I can still remember standing in that line. The store was busy and the lines were long. I kept looking around to see if there was anyone I knew standing close by. Someone that might hear the conversation that was going to take place.
My turn was next. What would they think of me? What did I think of me? How did I end up in this place? I’m supposed to know how to “fix” this, make it better. It’s what I do all day for others, so why was I finding it so hard to do it for myself?
Handing over that white piece of paper was either going to define who I am or it was going to allow me to finally choose a different path on my journey. As I told myself you’ve got this, feelings of doubt and hope began to resonate. Then, those words. “Have you ever taken this medication before?”
A few months ago, I had a family come to me privately for help. They believed wholeheartedly their daughter needed medication for depression and anxiety. They had been to the doctor. The therapist was lined up and their daughter was on board with the plan, but nothing was happening.

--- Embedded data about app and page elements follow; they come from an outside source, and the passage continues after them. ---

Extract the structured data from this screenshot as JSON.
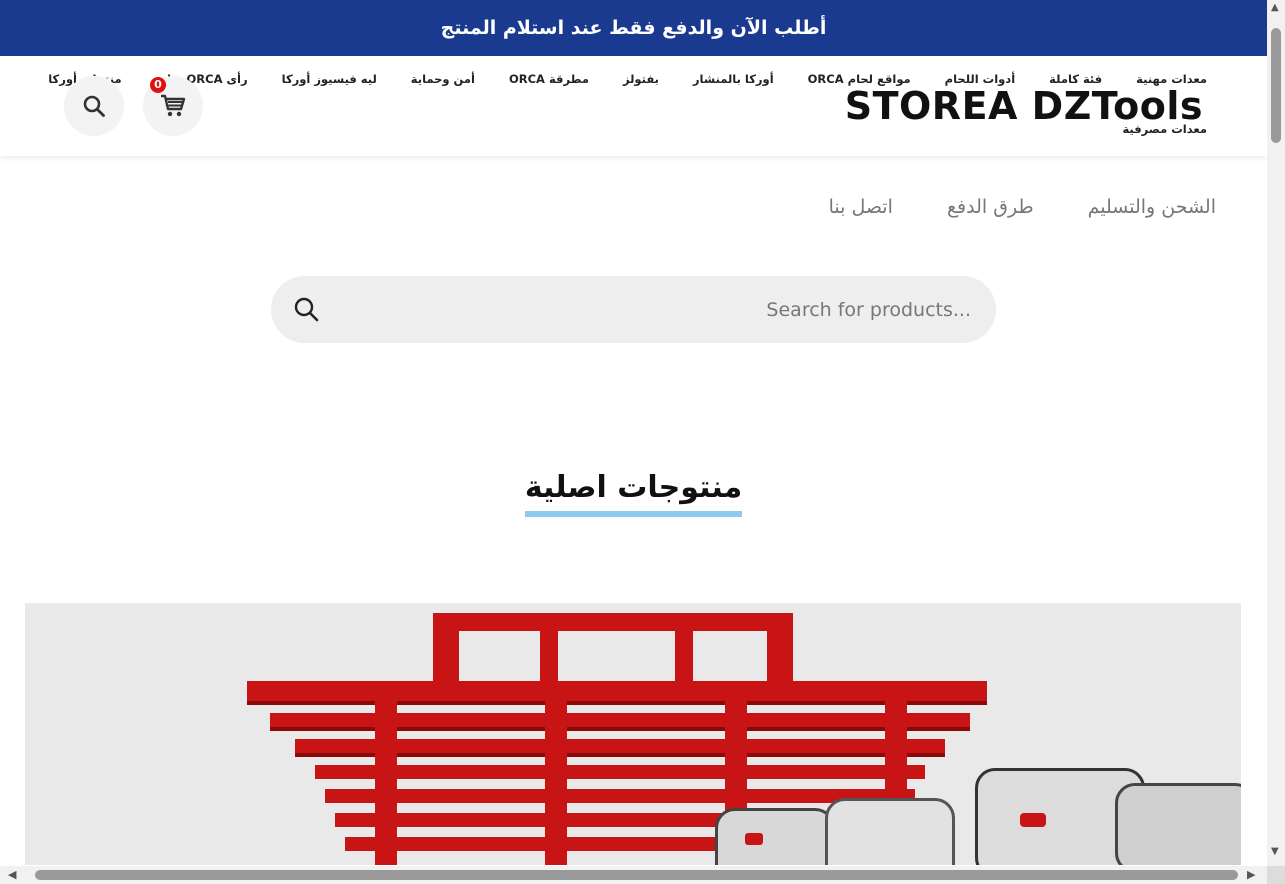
{
  "topbar": {
    "text": "أطلب الآن والدفع فقط عند استلام المنتج"
  },
  "header": {
    "logo": "STOREA DZTools",
    "nav_items": [
      "معدات مهنية",
      "فئة كاملة",
      "أدوات اللحام",
      "مواقع لحام ORCA",
      "أوركا بالمنشار",
      "بفتولز",
      "مطرقة ORCA",
      "أمن وحماية",
      "ليه فيسيوز أوركا",
      "رأى ORCA صابر",
      "منتجات أوركا"
    ],
    "nav_row2": "معدات مصرفية",
    "cart_count": "0",
    "icons": {
      "search": "search-icon",
      "cart": "cart-icon"
    }
  },
  "subnav": {
    "items": [
      "الشحن والتسليم",
      "طرق الدفع",
      "اتصل بنا"
    ]
  },
  "search": {
    "placeholder": "Search for products..."
  },
  "section": {
    "title": "منتوجات اصلية"
  },
  "hero": {
    "image": "red-pallet-and-power-tools"
  },
  "colors": {
    "topbar": "#1a3a8f",
    "accent_underline": "#8ec9ee",
    "badge": "#e01010",
    "pallet": "#c81414"
  }
}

In one simple sentence, they defined what many people struggle with when making this very personal decision. “We don’t know what people will think of us — what they will think of her.”

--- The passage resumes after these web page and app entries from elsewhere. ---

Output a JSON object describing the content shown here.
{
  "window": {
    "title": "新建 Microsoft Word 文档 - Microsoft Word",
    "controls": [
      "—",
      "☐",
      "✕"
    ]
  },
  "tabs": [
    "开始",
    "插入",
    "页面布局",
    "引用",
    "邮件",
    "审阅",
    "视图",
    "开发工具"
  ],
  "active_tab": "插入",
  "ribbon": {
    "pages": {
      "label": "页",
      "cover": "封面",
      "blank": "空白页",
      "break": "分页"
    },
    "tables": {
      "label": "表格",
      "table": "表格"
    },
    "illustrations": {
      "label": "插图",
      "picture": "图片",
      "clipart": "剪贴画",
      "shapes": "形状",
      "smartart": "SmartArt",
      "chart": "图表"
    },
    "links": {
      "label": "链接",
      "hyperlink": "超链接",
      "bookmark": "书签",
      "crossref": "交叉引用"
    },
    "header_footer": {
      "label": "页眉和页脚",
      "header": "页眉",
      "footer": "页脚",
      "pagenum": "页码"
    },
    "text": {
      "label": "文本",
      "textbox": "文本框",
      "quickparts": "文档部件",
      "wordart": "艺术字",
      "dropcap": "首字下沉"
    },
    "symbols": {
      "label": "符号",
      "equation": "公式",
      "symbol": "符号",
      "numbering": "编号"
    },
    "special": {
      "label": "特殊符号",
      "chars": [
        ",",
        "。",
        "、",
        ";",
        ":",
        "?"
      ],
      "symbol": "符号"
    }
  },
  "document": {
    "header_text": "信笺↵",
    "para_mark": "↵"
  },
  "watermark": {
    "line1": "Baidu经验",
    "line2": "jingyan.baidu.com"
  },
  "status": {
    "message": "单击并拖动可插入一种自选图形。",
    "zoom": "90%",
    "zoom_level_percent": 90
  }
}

It feels like we live in a world that has two opinions in regards to antidepressants.
You’re either for it or against it.
What I have learned in my many years as a counselor is that we cannot let our most personal decisions be influenced by the opinions of others. We have to believe the right decision lies deep in our heart. We must believe in the knowledge we have and trust ourselves enough to embrace the unknown.
I am not an expert on anything. Most days I struggle with being the expert on me, but that is the only thing I come close to being an expert on. I often tell the kids who come to my office, that no one knows them better than they know themselves. I am not going to tell them what to do or how to think. That hard work is up to them.
That white piece of paper did not end up defining me. I am OK with my decision to take medication to help me with my anxiety. A decision that came from acceptance, not shame. A decision that allowed me to start down a new path on my journey.
I did one simple thing with that family before leaving them to make their decision on that fateful day. I reached across the table, took each of their hands and told them the only thing I know to be true. “It’s OK.“
Follow this journey on FitMom.
The Mighty is asking the following: Tell us a story about a time you encountered a commonly held misconception about your mental illness. How did you react, and what do you want to tell people who hold his misconception? If you’d like to participate, please send a blog post to [email protected] Please include a photo for the piece, a photo of yourself and 1-2 sentence bio. Check out our Submit a Story page for more about our submission guidelines.